[erlang-questions] If you are homesick for object.selector

Darach Ennis <>
Sat Jan 26 14:05:52 CET 2013

Hi guys,

My apologies for not introducing what a Kaysian transform is. It's basically
a technique discovered by Michael Kay (long time XPath / XSLT guy,
Saxon) for efficient set intersection and difference with XPath. It's a
neat little efficiency
trick. It's documented in the following (page 3), with other neat tricks:


On the schemey/lispy approach? I like it. If the structures are reasonably
stable with respect to
change over time then some artful hiding behind accessor functions is good
enough. I do it myself
for things like gen_server state (accessors) or process options (mutators).
I agree with Joe too.
If a parse transform compiles away some inefficiency (human or systemic)
then that's a better

But would I maintain the structures for a family of complex financial
derivative instruments
in erlang today and/or represent them as erlang records? No, not with the
same accessors and/or
code generators I'd be happy to write and use for other isolated tasks. The
reason is simple. The
number of, complexity of, frequency of change, and continuous arrival and
departure of newly
invented structures would mean a lot of maintenance and upheaval. It's a
significant source of pain
in capital markets and the problem is not exclusive to any one language. At
some point you're
going to end up compromising and accept a certain level of maintenance.

So maybe there isn't one perfect solution. Maybe there's a few good partial
solutions and each
is optimal given a certain presumed level of maintenance. But to presume
all environments are
dealing with fairly trivial structures like the examples thus far, or that
they are few in volume,
or that the frequency of change of those structures is low? That is an auto
selection problem.

I see more than one good approach but no right one here.



On Sat, Jan 26, 2013 at 10:15 AM, <> wrote:

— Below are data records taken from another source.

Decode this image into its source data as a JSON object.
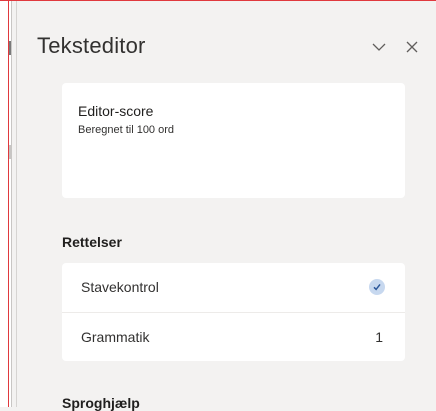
{
  "panel": {
    "title": "Teksteditor",
    "score": {
      "title": "Editor-score",
      "subtitle": "Beregnet til 100 ord"
    },
    "corrections": {
      "heading": "Rettelser",
      "items": [
        {
          "label": "Stavekontrol",
          "status_icon": "check-icon"
        },
        {
          "label": "Grammatik",
          "count": "1"
        }
      ]
    },
    "next_heading": "Sproghjælp"
  },
  "colors": {
    "accent": "#2b579a",
    "badge": "#c7d8ef",
    "background": "#f3f2f1"
  }
}
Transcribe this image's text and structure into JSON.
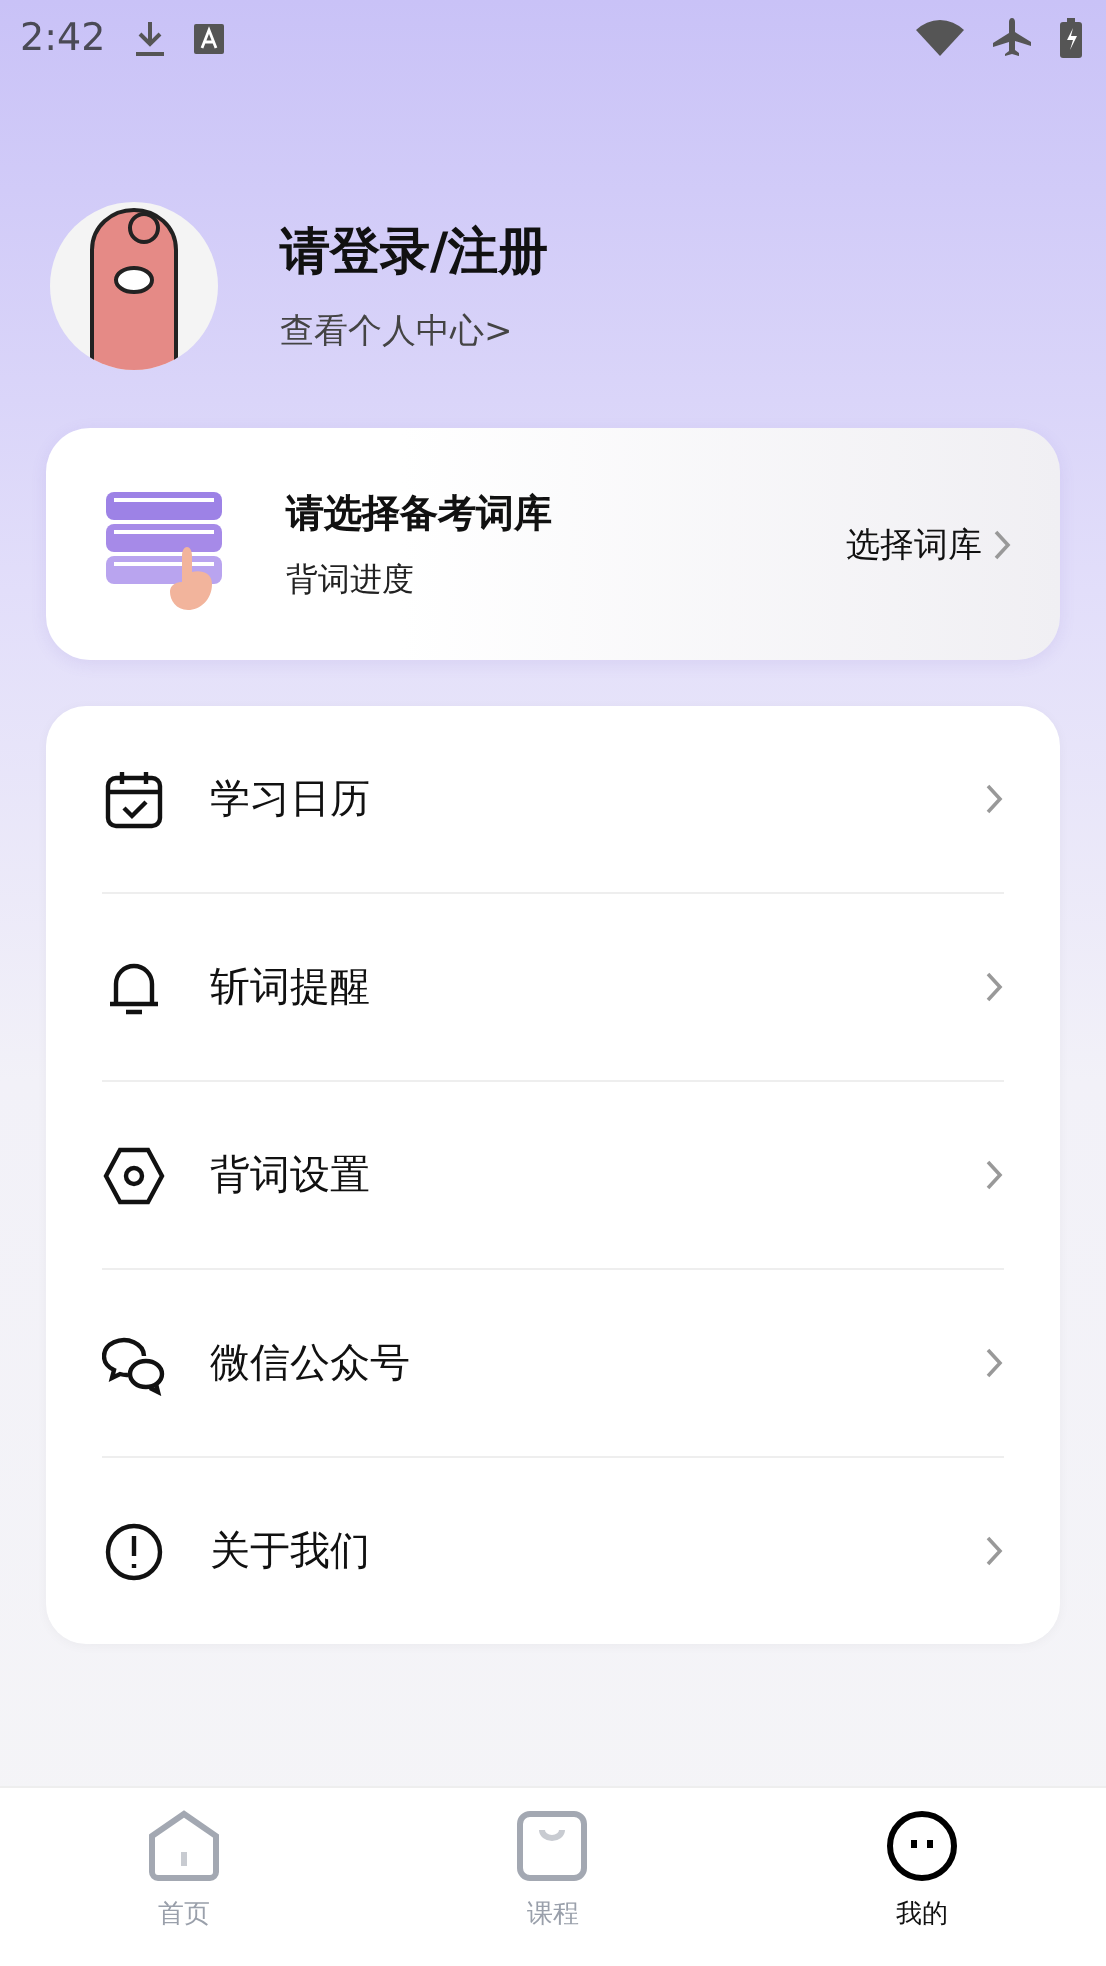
{
  "status_bar": {
    "time": "2:42"
  },
  "profile": {
    "title": "请登录/注册",
    "subtitle": "查看个人中心>"
  },
  "wordbook_card": {
    "title": "请选择备考词库",
    "subtitle": "背词进度",
    "action": "选择词库"
  },
  "menu": [
    {
      "kind": "calendar",
      "label": "学习日历"
    },
    {
      "kind": "bell",
      "label": "斩词提醒"
    },
    {
      "kind": "hexagon",
      "label": "背词设置"
    },
    {
      "kind": "wechat",
      "label": "微信公众号"
    },
    {
      "kind": "info",
      "label": "关于我们"
    }
  ],
  "tabs": [
    {
      "kind": "home",
      "label": "首页",
      "selected": false
    },
    {
      "kind": "bag",
      "label": "课程",
      "selected": false
    },
    {
      "kind": "face",
      "label": "我的",
      "selected": true
    }
  ]
}
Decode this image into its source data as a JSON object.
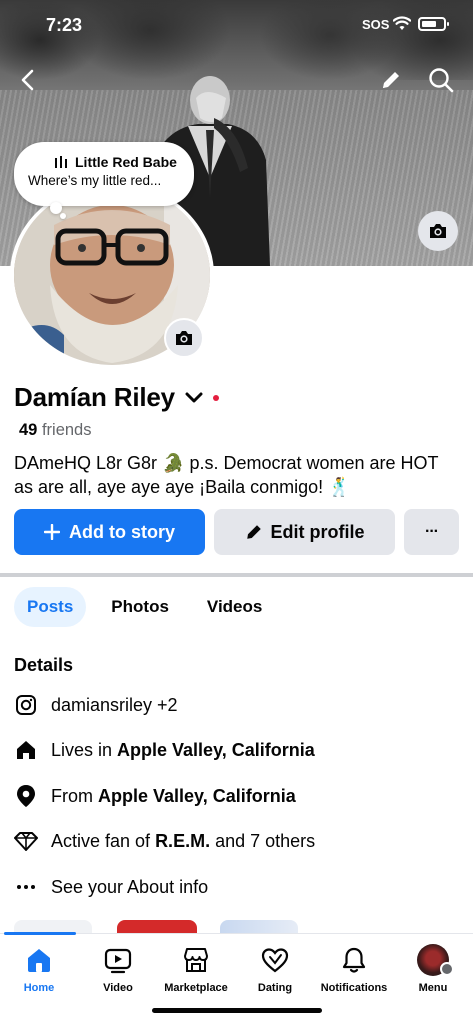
{
  "status_bar": {
    "time": "7:23",
    "sos": "SOS"
  },
  "music": {
    "title": "Little Red Babe",
    "subtitle": "Where’s my little red..."
  },
  "profile": {
    "name": "Damían Riley",
    "friends_count": "49",
    "friends_label": "friends",
    "bio": "DAmeHQ L8r G8r 🐊 p.s. Democrat women are HOT as are all, aye aye aye ¡Baila conmigo! 🕺"
  },
  "actions": {
    "add_story": "Add to story",
    "edit_profile": "Edit profile",
    "more": "···"
  },
  "tabs": [
    "Posts",
    "Photos",
    "Videos"
  ],
  "details": {
    "title": "Details",
    "instagram": "damiansriley +2",
    "lives_prefix": "Lives in",
    "lives_place": "Apple Valley, California",
    "from_prefix": "From",
    "from_place": "Apple Valley, California",
    "fan_prefix": "Active fan of",
    "fan_name": "R.E.M.",
    "fan_suffix": "and 7 others",
    "about": "See your About info"
  },
  "nav": [
    "Home",
    "Video",
    "Marketplace",
    "Dating",
    "Notifications",
    "Menu"
  ],
  "colors": {
    "accent": "#1877f2",
    "tab_active_bg": "#e7f3ff",
    "button_gray": "#e4e6eb",
    "presence_dot": "#e41e3f"
  }
}
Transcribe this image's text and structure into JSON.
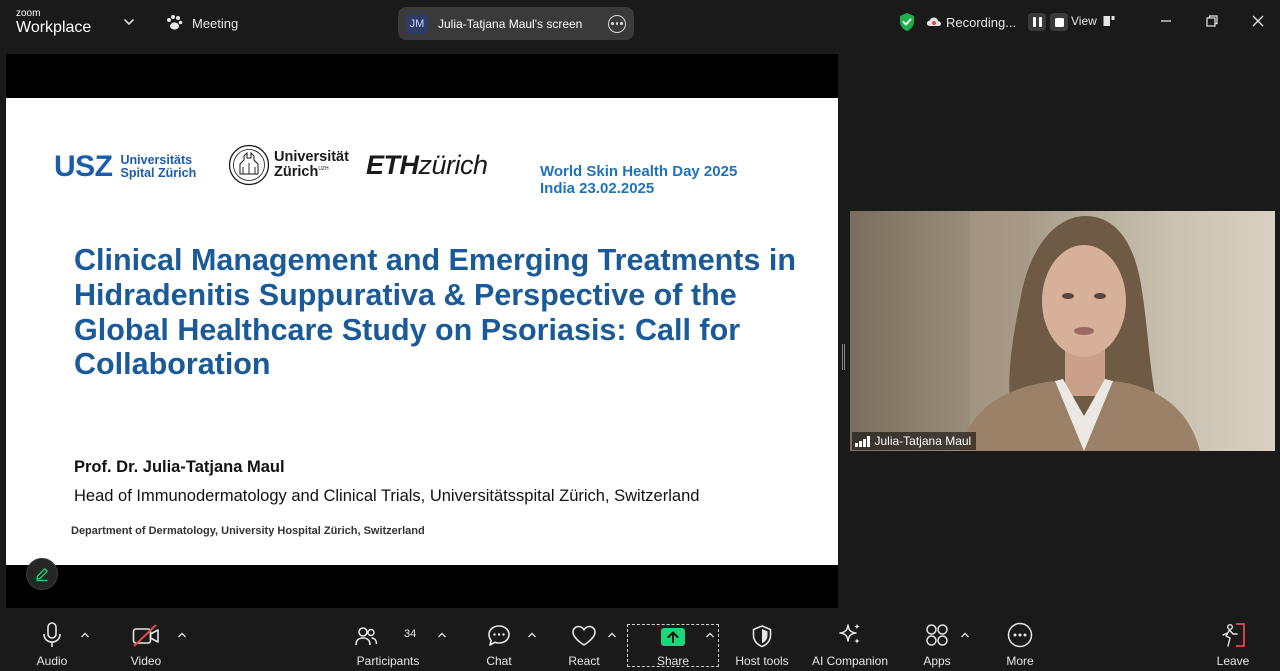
{
  "app": {
    "brand_small": "zoom",
    "brand_large": "Workplace"
  },
  "header": {
    "meeting_label": "Meeting",
    "share_initials": "JM",
    "share_label": "Julia-Tatjana Maul's screen",
    "recording_label": "Recording...",
    "view_label": "View"
  },
  "slide": {
    "usz_big": "USZ",
    "usz_line1": "Universitäts",
    "usz_line2": "Spital Zürich",
    "uzh_line1": "Universität",
    "uzh_line2": "Zürich",
    "uzh_sup": "UZH",
    "eth_bold": "ETH",
    "eth_light": "zürich",
    "event_line1": "World Skin Health Day 2025",
    "event_line2": "India 23.02.2025",
    "title": "Clinical Management and Emerging Treatments in Hidradenitis Suppurativa & Perspective of the Global Healthcare Study on Psoriasis: Call for Collaboration",
    "presenter_name": "Prof. Dr. Julia-Tatjana Maul",
    "presenter_role": "Head of Immunodermatology and Clinical Trials, Universitätsspital Zürich, Switzerland",
    "department": "Department of Dermatology, University Hospital Zürich, Switzerland"
  },
  "video": {
    "participant_name": "Julia-Tatjana Maul"
  },
  "toolbar": {
    "audio": "Audio",
    "video": "Video",
    "participants": "Participants",
    "participants_count": "34",
    "chat": "Chat",
    "react": "React",
    "share": "Share",
    "host_tools": "Host tools",
    "ai_companion": "AI Companion",
    "apps": "Apps",
    "more": "More",
    "leave": "Leave"
  },
  "colors": {
    "share_green": "#21d37a",
    "leave_red": "#e5484d",
    "shield_green": "#1fae4b",
    "slide_title_blue": "#1a5a98",
    "usz_blue": "#1b5cab",
    "event_blue": "#1f73b7"
  }
}
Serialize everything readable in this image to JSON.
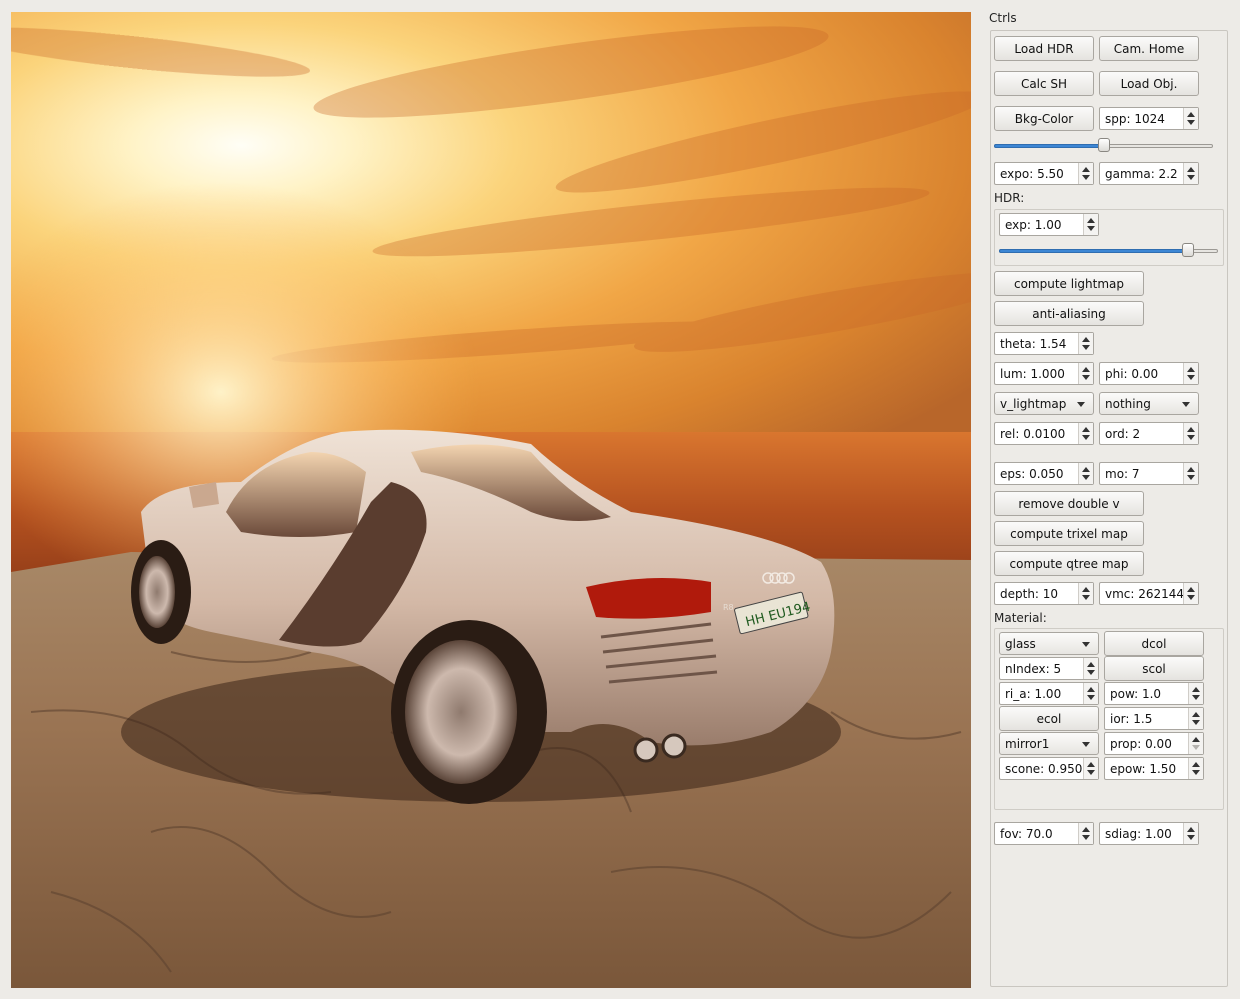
{
  "panel": {
    "title": "Ctrls",
    "load_hdr": "Load HDR",
    "cam_home": "Cam. Home",
    "calc_sh": "Calc SH",
    "load_obj": "Load Obj.",
    "bkg_color": "Bkg-Color",
    "spp": "spp: 1024",
    "spp_slider_level": 0.5,
    "expo": "expo: 5.50",
    "gamma": "gamma: 2.2",
    "hdr_label": "HDR:",
    "hdr_exp": "exp: 1.00",
    "hdr_slider_level": 0.86,
    "compute_lightmap": "compute lightmap",
    "anti_aliasing": "anti-aliasing",
    "theta": "theta: 1.54",
    "lum": "lum: 1.000",
    "phi": "phi: 0.00",
    "mode_select": "v_lightmap",
    "nothing_select": "nothing",
    "rel": "rel: 0.0100",
    "ord": "ord: 2",
    "eps": "eps: 0.050",
    "mo": "mo: 7",
    "remove_double_v": "remove double v",
    "compute_trixel_map": "compute trixel map",
    "compute_qtree_map": "compute qtree map",
    "depth": "depth: 10",
    "vmc": "vmc: 262144",
    "material_label": "Material:",
    "material": {
      "type_select": "glass",
      "dcol": "dcol",
      "nindex": "nIndex: 5",
      "scol": "scol",
      "ri_a": "ri_a: 1.00",
      "pow": "pow: 1.0",
      "ecol": "ecol",
      "ior": "ior: 1.5",
      "mirror_select": "mirror1",
      "prop": "prop: 0.00",
      "scone": "scone: 0.950",
      "epow": "epow: 1.50"
    },
    "fov": "fov: 70.0",
    "sdiag": "sdiag: 1.00"
  },
  "viewport": {
    "plate_text": "HH EU194",
    "badge_text": "R8"
  },
  "colors": {
    "accent": "#3d86d4",
    "window_bg": "#edebe7"
  }
}
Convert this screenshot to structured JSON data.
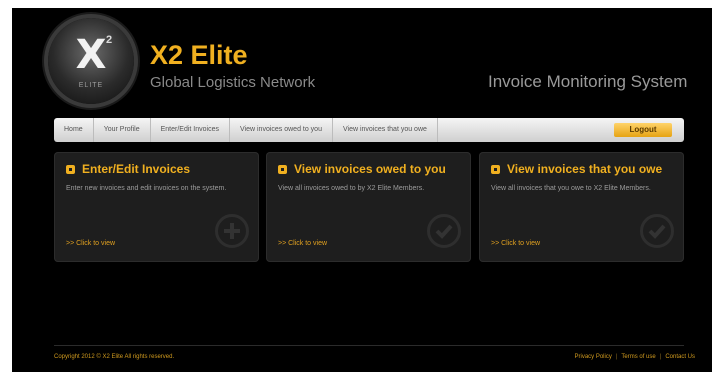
{
  "logo": {
    "mark": "X",
    "superscript": "2",
    "subtext": "ELITE"
  },
  "brand": {
    "title": "X2 Elite",
    "subtitle": "Global Logistics Network",
    "system_title": "Invoice Monitoring System"
  },
  "nav": {
    "items": [
      {
        "label": "Home"
      },
      {
        "label": "Your Profile"
      },
      {
        "label": "Enter/Edit Invoices"
      },
      {
        "label": "View invoices owed to you"
      },
      {
        "label": "View invoices that you owe"
      }
    ],
    "logout_label": "Logout"
  },
  "cards": [
    {
      "title": "Enter/Edit Invoices",
      "description": "Enter new invoices and edit invoices on the system.",
      "link": ">> Click to view",
      "icon": "plus-icon"
    },
    {
      "title": "View invoices owed to you",
      "description": "View all invoices owed to by X2 Elite Members.",
      "link": ">> Click to view",
      "icon": "check-icon"
    },
    {
      "title": "View invoices that you owe",
      "description": "View all invoices that you owe to X2 Elite Members.",
      "link": ">> Click to view",
      "icon": "check-icon"
    }
  ],
  "footer": {
    "copyright": "Copyright 2012 © X2 Elite All rights reserved.",
    "links": [
      "Privacy Policy",
      "Terms of use",
      "Contact Us"
    ],
    "separator": "|"
  },
  "colors": {
    "accent": "#f0b020",
    "background": "#000000",
    "card": "#1e1e1e",
    "nav": "#dcdcdc"
  }
}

> I wrote:
> > So I don't _want_ to write AXP.a.x.p because that code
> > frightens me with its fragility.  The only x.a.b or
> > x->a->b I could find in a quick find+grep over my own
> > C code on this laptop were two lines in some code to
> > handle doubly linked lists.
> Imagine me with egg all over my face.
> Somehow that find+grep missed an entire directory,
> containing a project with lots of code by me and
> nobody else, containing hundreds of examples of
> what I said I didn't do.
> Some of the code is actually benign.  It's not *really*
> spanning multiple records.  I have a lot of tagged unions,
>    struct Thingy {
>       enum Thingy_Tag tag;
>       union {
>          int i;
>          Unique_String s;
>          ...
>       } u;
>    }
> and occurrences of thingy->u.s really count as a single
> field reference.
> However, there were also about 300 lines containing
> foo->bar->ugh and I have spent a couple of hours
> fixing as many of them as I could.
> In many cases, the code was (to my mind) simplified
> and clarified by introducing
>     gvar const o = m->owner;
>     ... o->whatever ...
> instead of m->owner->whatever, because it turned out
> that o was actually used several times in a function
> containing such a double step.  Simply, if I was using
> foo->bar->ugh I was almost always _also_ using
> foo->bar->zoo and/or plain foo->bar itself.  Before C
> compilers got good at optimising, this change would
> also have made the object code smaller and faster;
> even these days, C's aliasing rules probably mean there's
> some benefit there.
> I've spotted this in other people's Erlang code too.
> Function bodies that contain lots of field references
> can often be shortened (and to my mind simplified) by
> replacing field references by pattern matching in the
> head.
> Of the rest, quite a few would have benefited from
> virtual fields, had C supported them.  Some of the
> ones that are left would have been simpler and easier
> for the compiler to type-check had I *not* been using
> C format strings.  (The whole program basically doubled
> in speed when I stopped using <stdio.h> for most I/O;
> the only stdio code left is for error messages.)
> But to me the most interesting thing was recalling,
> as I worked over the code, that these had been the
> most error prone parts of the program.  foo->bar->ugh
> really _had_ been a warning sign that I had not
> understood years ago when writing this stuff.
> Not only that:  the foo->bar->ugh antipattern turned up
> a lot in code that needs a rewrite in order to hold
> Unicode in certain internal data structures, and I'd
> been putting that off and putting it off because fixing
> this stuff was so scary.  I hadn't understood _why_ it
> was scary, but now I think I do.
> Why has it taken me so long to learn not to be so stupid?
> _______________________________________________
> erlang-questions mailing list
> http://erlang.org/mailman/listinfo/erlang-questions
-------------- next part --------------
An HTML attachment was scrubbed...
URL: <http://erlang.org/pipermail/erlang-questions/attachments/20130126/95306c19/attachment.html>

More information about the erlang-questions mailing list